The launch of a charity by the family of late singer Amy Winehouse could be set to inspire others to follow their philanthropic example.
Mitch Winehouse - father of the Grammy award winning songstress - said his daughter had been through some tough times and that the foundation set up in her name would provide much-needed assistance to organisations that help vulnerable young people.
Launched on September 14 - what would have been the late diva's 28th birthday - the Amy Winehouse Foundation is set to receive most of its funding from the release of a single recorded before the soul musician's death.
Titled "Body and Soul", the piece features a duet with Tony Bennett and was recorded at the famous Abbey Road studios.
According to the 85-year-old crooner, Winehouse was in fine form during the session.
"We had a beautiful time recording together in the studio and I knew that Amy was very happy with how she performed that day," said Bennett.
In Australia, people interested in setting up a charitable organisation have many different options available to them.
Perhaps the simplest method is to set up an unincorporated association which can donate any profits to the directors' charity of choice.
The law surrounding the way in which a charity can be established – for example using a charitable trust - and the taxation of charities requires professional advice.
An estate planning process can give individuals an unparalleled opportunity to make philanthropic contributions in this fashion - either by donating a portion of their assets to worthy charities or setting up charities themselves that allow for the creation of new foundations that focus on areas important to them.
Giving back to society in this way can sometimes help to ease the grief of loved ones, who remember the deceased as a truly giving character.

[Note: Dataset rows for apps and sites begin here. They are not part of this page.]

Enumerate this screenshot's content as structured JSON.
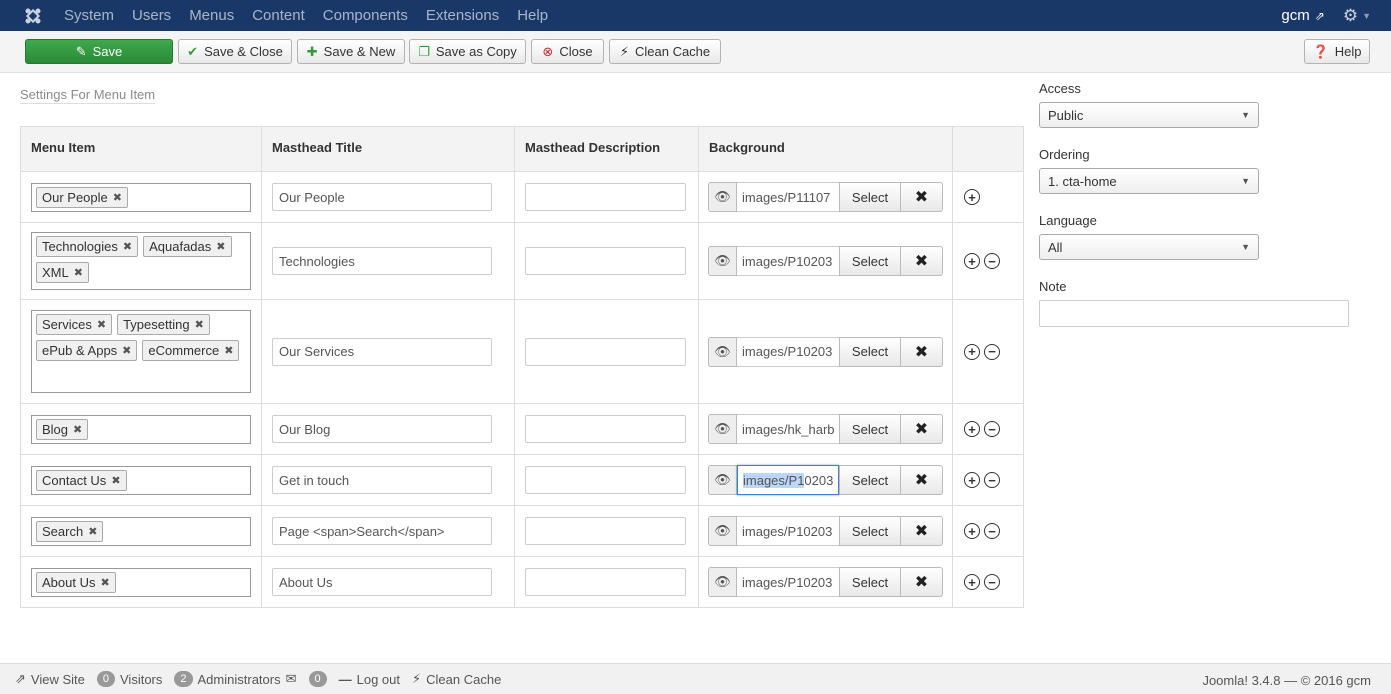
{
  "topbar": {
    "menu": [
      "System",
      "Users",
      "Menus",
      "Content",
      "Components",
      "Extensions",
      "Help"
    ],
    "user": "gcm"
  },
  "toolbar": {
    "save": "Save",
    "save_close": "Save & Close",
    "save_new": "Save & New",
    "save_copy": "Save as Copy",
    "close": "Close",
    "clean_cache": "Clean Cache",
    "help": "Help"
  },
  "form": {
    "legend": "Settings For Menu Item",
    "columns": [
      "Menu Item",
      "Masthead Title",
      "Masthead Description",
      "Background"
    ],
    "select_label": "Select",
    "rows": [
      {
        "tags": [
          "Our People"
        ],
        "title": "Our People",
        "description": "",
        "background": "images/P11107",
        "has_remove": false
      },
      {
        "tags": [
          "Technologies",
          "Aquafadas",
          "XML"
        ],
        "title": "Technologies",
        "description": "",
        "background": "images/P10203",
        "has_remove": true
      },
      {
        "tags": [
          "Services",
          "Typesetting",
          "ePub & Apps",
          "eCommerce"
        ],
        "title": "Our Services",
        "description": "",
        "background": "images/P10203",
        "has_remove": true
      },
      {
        "tags": [
          "Blog"
        ],
        "title": "Our Blog",
        "description": "",
        "background": "images/hk_harb",
        "has_remove": true
      },
      {
        "tags": [
          "Contact Us"
        ],
        "title": "Get in touch",
        "description": "",
        "background": "images/P10203",
        "background_selected": "images/P1",
        "background_rest": "0203",
        "has_remove": true
      },
      {
        "tags": [
          "Search"
        ],
        "title": "Page <span>Search</span>",
        "description": "",
        "background": "images/P10203",
        "has_remove": true
      },
      {
        "tags": [
          "About Us"
        ],
        "title": "About Us",
        "description": "",
        "background": "images/P10203",
        "has_remove": true
      }
    ]
  },
  "sidebar": {
    "access_label": "Access",
    "access_value": "Public",
    "ordering_label": "Ordering",
    "ordering_value": "1. cta-home",
    "language_label": "Language",
    "language_value": "All",
    "note_label": "Note",
    "note_value": ""
  },
  "footer": {
    "view_site": "View Site",
    "visitors_count": "0",
    "visitors_label": "Visitors",
    "admins_count": "2",
    "admins_label": "Administrators",
    "messages_count": "0",
    "logout": "Log out",
    "clean_cache": "Clean Cache",
    "version": "Joomla! 3.4.8 — © 2016 gcm"
  }
}
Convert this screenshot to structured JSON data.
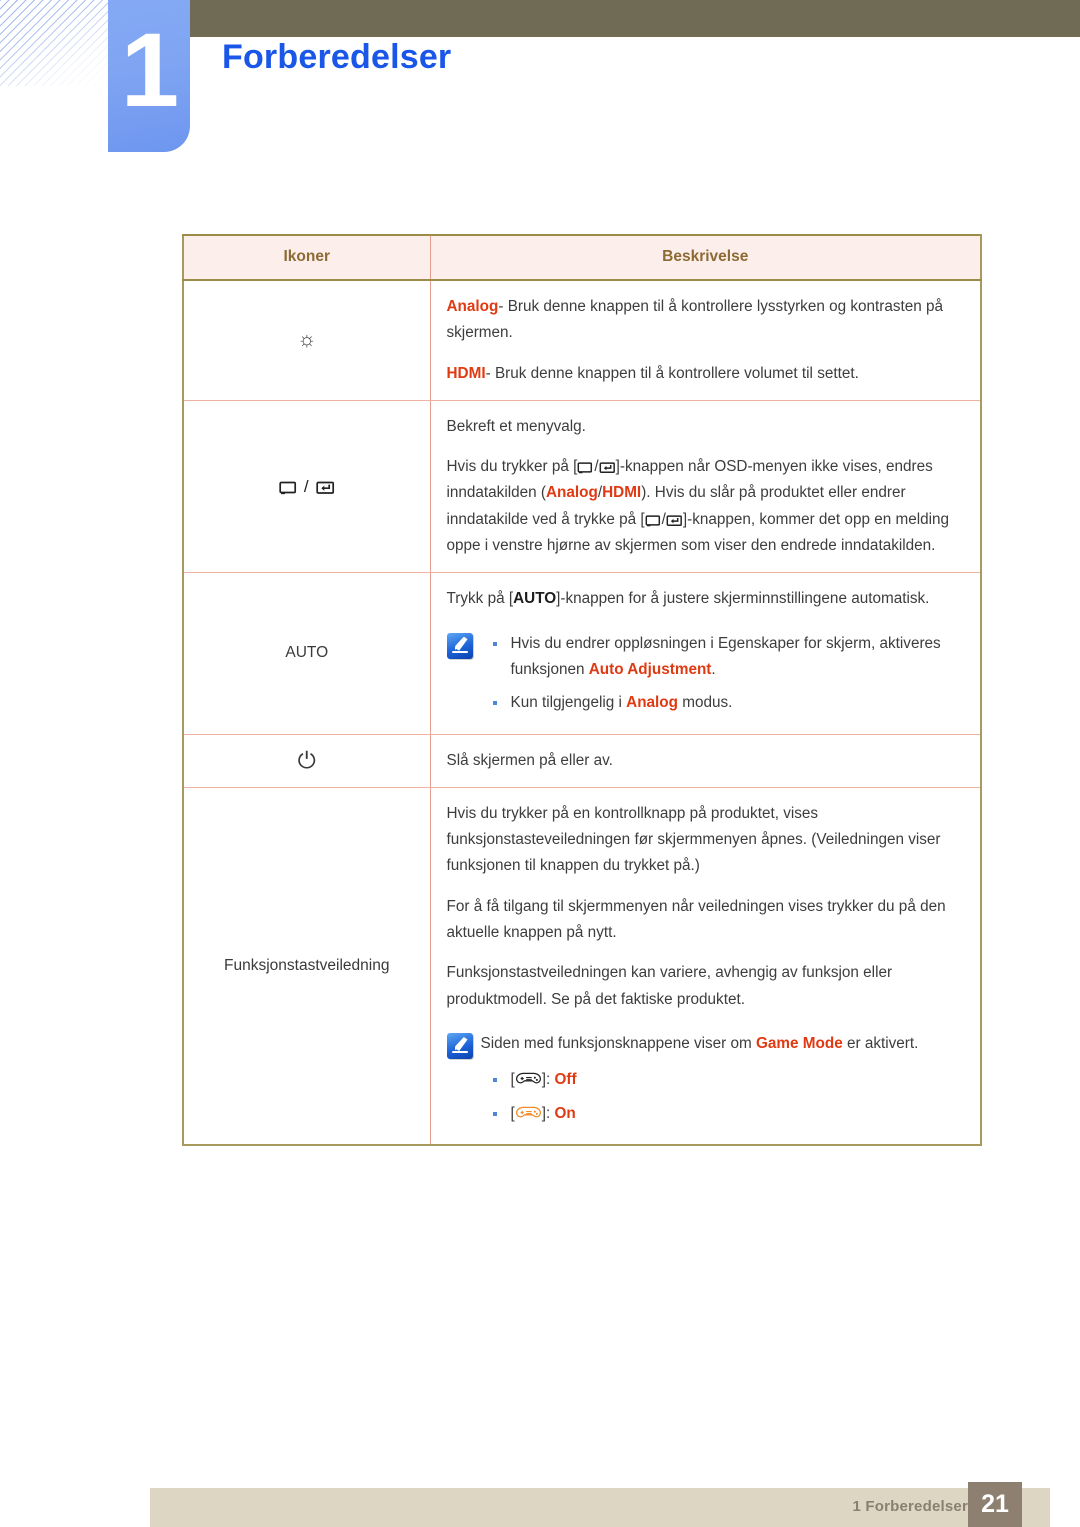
{
  "header": {
    "chapter_number": "1",
    "chapter_title": "Forberedelser"
  },
  "table": {
    "columns": [
      "Ikoner",
      "Beskrivelse"
    ],
    "rows": [
      {
        "icon_name": "brightness-sun-icon",
        "icon_label": "",
        "paragraphs": [
          {
            "segments": [
              {
                "text": "Analog",
                "style": "red-bold"
              },
              {
                "text": "- Bruk denne knappen til å kontrollere lysstyrken og kontrasten på skjermen.",
                "style": "normal"
              }
            ]
          },
          {
            "segments": [
              {
                "text": "HDMI",
                "style": "red-bold"
              },
              {
                "text": "- Bruk denne knappen til å kontrollere volumet til settet.",
                "style": "normal"
              }
            ]
          }
        ]
      },
      {
        "icon_name": "source-enter-icon",
        "icon_label": "",
        "paragraphs": [
          {
            "segments": [
              {
                "text": "Bekreft et menyvalg.",
                "style": "normal"
              }
            ]
          },
          {
            "segments": [
              {
                "text": "Hvis du trykker på [",
                "style": "normal"
              },
              {
                "text": "SOURCE/ENTER",
                "style": "icon-pair"
              },
              {
                "text": "]-knappen når OSD-menyen ikke vises, endres inndatakilden (",
                "style": "normal"
              },
              {
                "text": "Analog",
                "style": "red-bold"
              },
              {
                "text": "/",
                "style": "normal"
              },
              {
                "text": "HDMI",
                "style": "red-bold"
              },
              {
                "text": "). Hvis du slår på produktet eller endrer inndatakilde ved å trykke på [",
                "style": "normal"
              },
              {
                "text": "SOURCE/ENTER",
                "style": "icon-pair"
              },
              {
                "text": "]-knappen, kommer det opp en melding oppe i venstre hjørne av skjermen som viser den endrede inndatakilden.",
                "style": "normal"
              }
            ]
          }
        ]
      },
      {
        "icon_name": "auto-button-label",
        "icon_label": "AUTO",
        "paragraphs": [
          {
            "segments": [
              {
                "text": "Trykk på [",
                "style": "normal"
              },
              {
                "text": "AUTO",
                "style": "bold-dark"
              },
              {
                "text": "]-knappen for å justere skjerminnstillingene automatisk.",
                "style": "normal"
              }
            ]
          }
        ],
        "note": {
          "icon_name": "note-pen-icon",
          "items": [
            {
              "segments": [
                {
                  "text": "Hvis du endrer oppløsningen i Egenskaper for skjerm, aktiveres funksjonen ",
                  "style": "normal"
                },
                {
                  "text": "Auto Adjustment",
                  "style": "red-bold"
                },
                {
                  "text": ".",
                  "style": "normal"
                }
              ]
            },
            {
              "segments": [
                {
                  "text": "Kun tilgjengelig i ",
                  "style": "normal"
                },
                {
                  "text": "Analog",
                  "style": "red-bold"
                },
                {
                  "text": " modus.",
                  "style": "normal"
                }
              ]
            }
          ]
        }
      },
      {
        "icon_name": "power-icon",
        "icon_label": "",
        "paragraphs": [
          {
            "segments": [
              {
                "text": "Slå skjermen på eller av.",
                "style": "normal"
              }
            ]
          }
        ]
      },
      {
        "icon_name": "function-key-guide-label",
        "icon_label": "Funksjonstastveiledning",
        "paragraphs": [
          {
            "segments": [
              {
                "text": "Hvis du trykker på en kontrollknapp på produktet, vises funksjonstasteveiledningen før skjermmenyen åpnes. (Veiledningen viser funksjonen til knappen du trykket på.)",
                "style": "normal"
              }
            ]
          },
          {
            "segments": [
              {
                "text": "For å få tilgang til skjermmenyen når veiledningen vises trykker du på den aktuelle knappen på nytt.",
                "style": "normal"
              }
            ]
          },
          {
            "segments": [
              {
                "text": "Funksjonstastveiledningen kan variere, avhengig av funksjon eller produktmodell. Se på det faktiske produktet.",
                "style": "normal"
              }
            ]
          }
        ],
        "note": {
          "icon_name": "note-pen-icon",
          "lead": {
            "segments": [
              {
                "text": "Siden med funksjonsknappene viser om ",
                "style": "normal"
              },
              {
                "text": "Game Mode",
                "style": "red-bold"
              },
              {
                "text": " er aktivert.",
                "style": "normal"
              }
            ]
          },
          "items": [
            {
              "gamepad": "black",
              "segments": [
                {
                  "text": "[",
                  "style": "normal"
                },
                {
                  "text": "GAMEPAD",
                  "style": "gamepad-black"
                },
                {
                  "text": "]: ",
                  "style": "normal"
                },
                {
                  "text": "Off",
                  "style": "red-bold"
                }
              ]
            },
            {
              "gamepad": "orange",
              "segments": [
                {
                  "text": "[",
                  "style": "normal"
                },
                {
                  "text": "GAMEPAD",
                  "style": "gamepad-orange"
                },
                {
                  "text": "]: ",
                  "style": "normal"
                },
                {
                  "text": "On",
                  "style": "red-bold"
                }
              ]
            }
          ]
        }
      }
    ]
  },
  "footer": {
    "section_label": "1 Forberedelser",
    "page_number": "21"
  },
  "colors": {
    "accent_blue": "#1a57e8",
    "keyword_red": "#e03a12",
    "table_border": "#a89a5c",
    "table_inner_border": "#f0b2a0",
    "header_bg": "#fcefeb",
    "header_text": "#8d6a34",
    "olive_bar": "#6f6b55",
    "footer_bar": "#dcd6c2",
    "footer_page_box": "#8d8071"
  }
}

Speaking on the launch of the charitable foundation in her daughter's name, mother Janis Winehouse said: "It is a source of great comfort to know that Amy would be proud of this."